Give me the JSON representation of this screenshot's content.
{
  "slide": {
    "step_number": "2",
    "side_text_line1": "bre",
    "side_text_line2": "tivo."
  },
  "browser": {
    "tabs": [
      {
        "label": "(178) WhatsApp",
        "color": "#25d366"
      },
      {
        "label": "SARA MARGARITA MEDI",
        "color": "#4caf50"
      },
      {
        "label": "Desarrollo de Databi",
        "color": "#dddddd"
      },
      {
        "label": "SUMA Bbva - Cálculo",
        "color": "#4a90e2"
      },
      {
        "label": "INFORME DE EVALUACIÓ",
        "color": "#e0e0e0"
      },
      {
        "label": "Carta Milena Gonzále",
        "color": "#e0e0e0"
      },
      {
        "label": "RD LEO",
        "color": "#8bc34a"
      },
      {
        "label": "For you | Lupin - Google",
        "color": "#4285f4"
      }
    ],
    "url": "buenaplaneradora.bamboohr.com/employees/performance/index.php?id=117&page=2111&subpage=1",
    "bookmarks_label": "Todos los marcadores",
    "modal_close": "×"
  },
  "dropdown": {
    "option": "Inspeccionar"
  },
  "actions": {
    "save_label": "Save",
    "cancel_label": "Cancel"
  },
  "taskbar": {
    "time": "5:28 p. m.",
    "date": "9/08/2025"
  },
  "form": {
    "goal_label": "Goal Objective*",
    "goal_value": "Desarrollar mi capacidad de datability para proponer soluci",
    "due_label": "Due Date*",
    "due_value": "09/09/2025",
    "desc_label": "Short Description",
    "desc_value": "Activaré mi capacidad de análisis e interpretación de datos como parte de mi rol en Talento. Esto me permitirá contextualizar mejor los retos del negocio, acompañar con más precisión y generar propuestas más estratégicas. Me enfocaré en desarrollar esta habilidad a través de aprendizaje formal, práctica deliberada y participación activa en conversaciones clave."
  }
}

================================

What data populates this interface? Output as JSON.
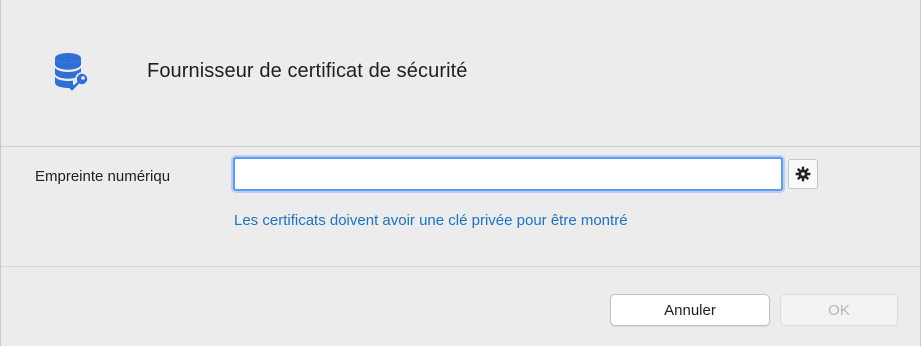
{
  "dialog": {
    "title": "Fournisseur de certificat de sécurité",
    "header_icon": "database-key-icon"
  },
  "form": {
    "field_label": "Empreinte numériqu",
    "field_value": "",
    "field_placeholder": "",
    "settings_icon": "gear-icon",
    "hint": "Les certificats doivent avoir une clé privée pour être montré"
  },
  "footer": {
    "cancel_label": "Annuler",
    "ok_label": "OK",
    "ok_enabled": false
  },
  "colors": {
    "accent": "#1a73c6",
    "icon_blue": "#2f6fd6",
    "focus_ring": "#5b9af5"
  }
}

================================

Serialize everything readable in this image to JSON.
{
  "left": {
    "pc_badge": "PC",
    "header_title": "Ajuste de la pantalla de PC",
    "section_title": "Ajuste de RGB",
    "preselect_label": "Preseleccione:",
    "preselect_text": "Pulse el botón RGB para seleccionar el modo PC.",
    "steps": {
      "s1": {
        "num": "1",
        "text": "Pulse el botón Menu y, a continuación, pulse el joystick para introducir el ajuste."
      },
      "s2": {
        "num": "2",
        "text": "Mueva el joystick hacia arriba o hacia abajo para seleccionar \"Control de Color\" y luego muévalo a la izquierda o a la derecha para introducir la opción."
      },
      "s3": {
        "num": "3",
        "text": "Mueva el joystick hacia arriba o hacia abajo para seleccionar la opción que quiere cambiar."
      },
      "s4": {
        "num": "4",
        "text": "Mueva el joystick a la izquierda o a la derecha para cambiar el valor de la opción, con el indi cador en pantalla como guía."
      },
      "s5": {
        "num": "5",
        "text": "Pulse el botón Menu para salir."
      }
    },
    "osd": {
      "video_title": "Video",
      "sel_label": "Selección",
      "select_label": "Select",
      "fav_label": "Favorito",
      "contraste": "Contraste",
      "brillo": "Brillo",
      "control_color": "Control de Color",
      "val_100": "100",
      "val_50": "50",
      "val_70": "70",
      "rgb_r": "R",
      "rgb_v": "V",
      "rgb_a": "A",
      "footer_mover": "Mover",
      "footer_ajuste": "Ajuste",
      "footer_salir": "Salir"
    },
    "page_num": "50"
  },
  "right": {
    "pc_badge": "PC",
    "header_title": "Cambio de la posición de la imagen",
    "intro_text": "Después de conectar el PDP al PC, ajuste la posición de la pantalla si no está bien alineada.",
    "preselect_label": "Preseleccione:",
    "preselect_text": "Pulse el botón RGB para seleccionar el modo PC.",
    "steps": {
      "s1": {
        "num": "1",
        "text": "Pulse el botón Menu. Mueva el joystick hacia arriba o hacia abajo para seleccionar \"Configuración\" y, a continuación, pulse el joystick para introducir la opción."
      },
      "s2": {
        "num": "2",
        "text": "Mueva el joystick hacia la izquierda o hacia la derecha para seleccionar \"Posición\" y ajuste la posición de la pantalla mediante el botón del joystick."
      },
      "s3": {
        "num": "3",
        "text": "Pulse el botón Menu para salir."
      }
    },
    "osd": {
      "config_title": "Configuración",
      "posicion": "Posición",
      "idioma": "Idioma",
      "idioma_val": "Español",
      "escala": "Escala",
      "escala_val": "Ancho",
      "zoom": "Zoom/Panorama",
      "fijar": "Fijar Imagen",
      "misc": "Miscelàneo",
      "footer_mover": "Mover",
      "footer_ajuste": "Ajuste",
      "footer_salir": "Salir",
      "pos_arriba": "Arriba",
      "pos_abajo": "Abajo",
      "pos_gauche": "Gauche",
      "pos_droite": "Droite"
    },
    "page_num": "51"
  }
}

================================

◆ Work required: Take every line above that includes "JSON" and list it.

◆ Answer:
Give me the JSON representation of this screenshot's content.
What data populates this interface? Output as JSON.
Serialize everything readable in this image to JSON.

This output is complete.